== MATERIAL PROVIDED
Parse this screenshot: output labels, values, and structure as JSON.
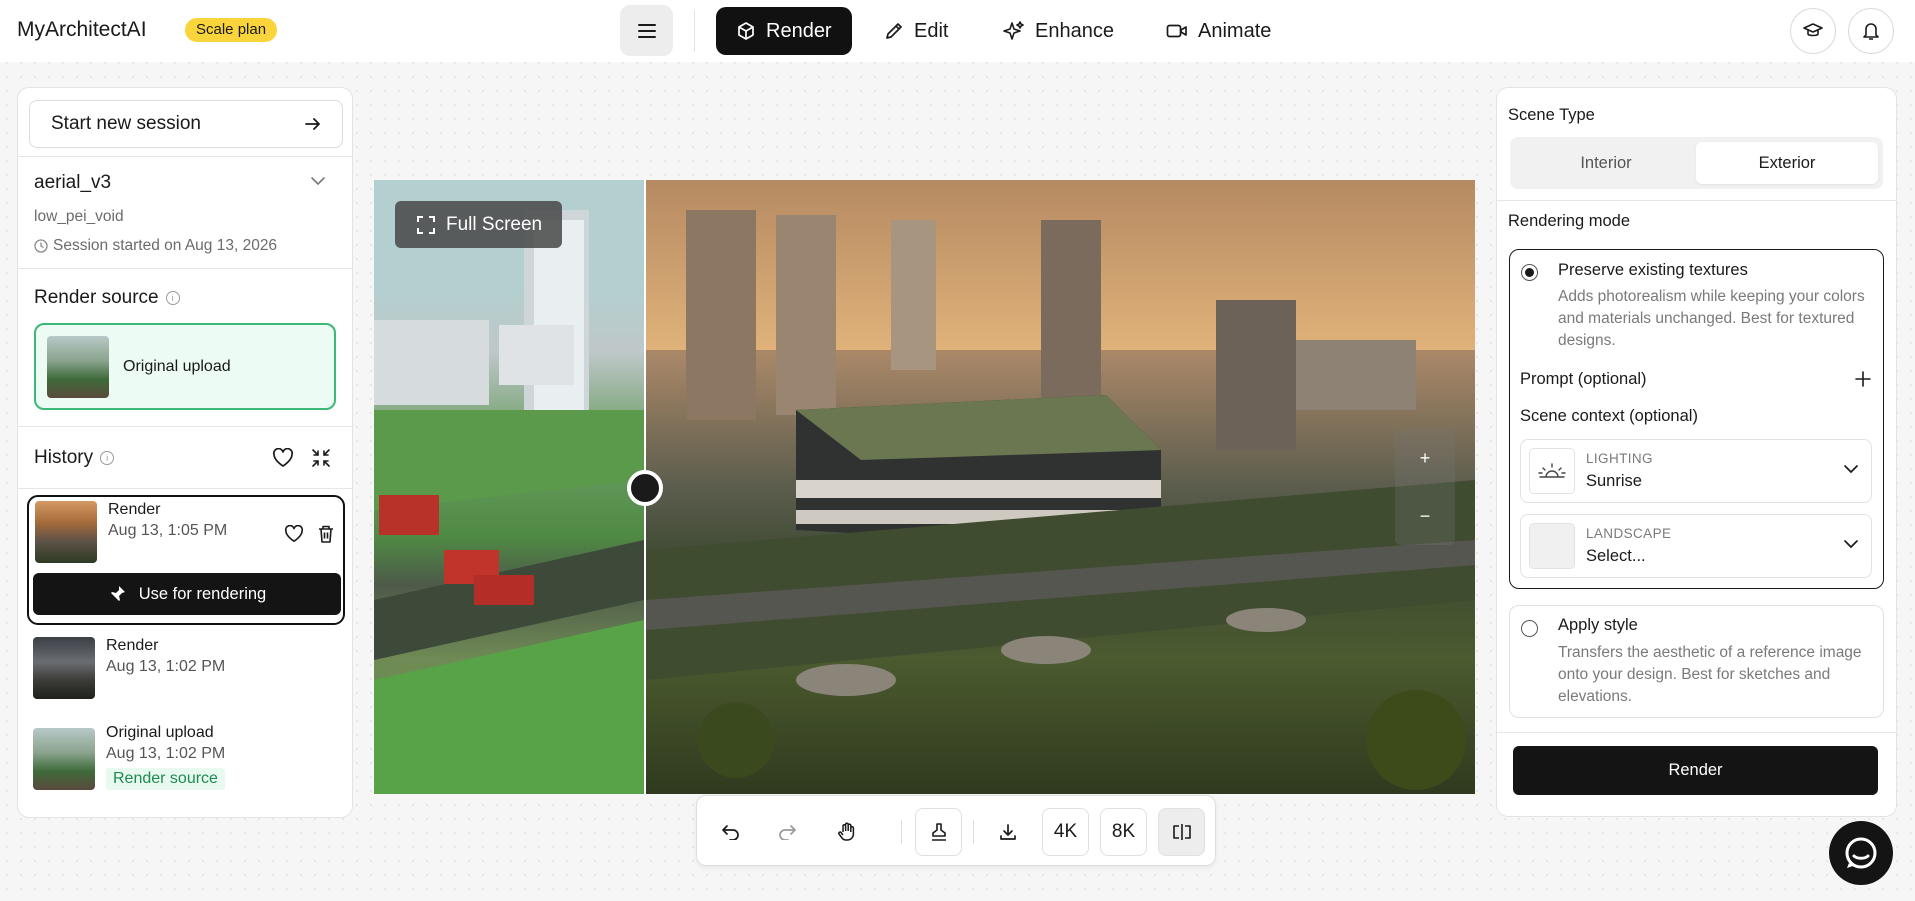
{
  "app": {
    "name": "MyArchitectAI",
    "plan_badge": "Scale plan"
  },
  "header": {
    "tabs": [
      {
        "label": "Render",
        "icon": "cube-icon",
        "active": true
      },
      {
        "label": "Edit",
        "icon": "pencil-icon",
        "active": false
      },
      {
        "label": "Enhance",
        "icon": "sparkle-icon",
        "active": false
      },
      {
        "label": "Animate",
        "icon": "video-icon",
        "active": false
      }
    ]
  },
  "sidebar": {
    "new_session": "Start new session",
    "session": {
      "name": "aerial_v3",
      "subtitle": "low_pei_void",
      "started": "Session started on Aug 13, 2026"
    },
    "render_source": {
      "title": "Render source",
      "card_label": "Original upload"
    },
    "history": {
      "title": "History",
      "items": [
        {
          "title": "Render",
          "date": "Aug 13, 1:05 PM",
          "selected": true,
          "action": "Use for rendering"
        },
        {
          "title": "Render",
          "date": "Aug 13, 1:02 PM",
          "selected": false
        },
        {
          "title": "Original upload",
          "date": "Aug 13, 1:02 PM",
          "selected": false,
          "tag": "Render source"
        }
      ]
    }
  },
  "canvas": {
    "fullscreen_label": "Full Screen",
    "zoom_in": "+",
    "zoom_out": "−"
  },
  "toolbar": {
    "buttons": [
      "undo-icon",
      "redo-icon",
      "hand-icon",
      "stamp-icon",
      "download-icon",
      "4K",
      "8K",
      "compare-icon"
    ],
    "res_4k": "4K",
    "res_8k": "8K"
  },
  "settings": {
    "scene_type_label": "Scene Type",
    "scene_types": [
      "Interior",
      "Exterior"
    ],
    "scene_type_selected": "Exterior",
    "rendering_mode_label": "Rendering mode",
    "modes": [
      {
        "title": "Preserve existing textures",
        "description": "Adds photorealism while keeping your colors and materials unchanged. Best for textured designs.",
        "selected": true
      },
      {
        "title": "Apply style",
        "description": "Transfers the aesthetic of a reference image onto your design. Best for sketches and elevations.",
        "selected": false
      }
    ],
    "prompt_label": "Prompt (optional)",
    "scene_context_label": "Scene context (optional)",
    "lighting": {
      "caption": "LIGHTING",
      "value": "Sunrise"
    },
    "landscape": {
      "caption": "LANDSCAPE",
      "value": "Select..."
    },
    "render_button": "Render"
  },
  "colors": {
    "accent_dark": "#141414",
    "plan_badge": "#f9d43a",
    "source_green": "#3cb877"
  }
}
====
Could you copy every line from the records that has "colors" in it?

        "description": "Adds photorealism while keeping your colors and materials unchanged. Best for textured designs.",
  "colors": {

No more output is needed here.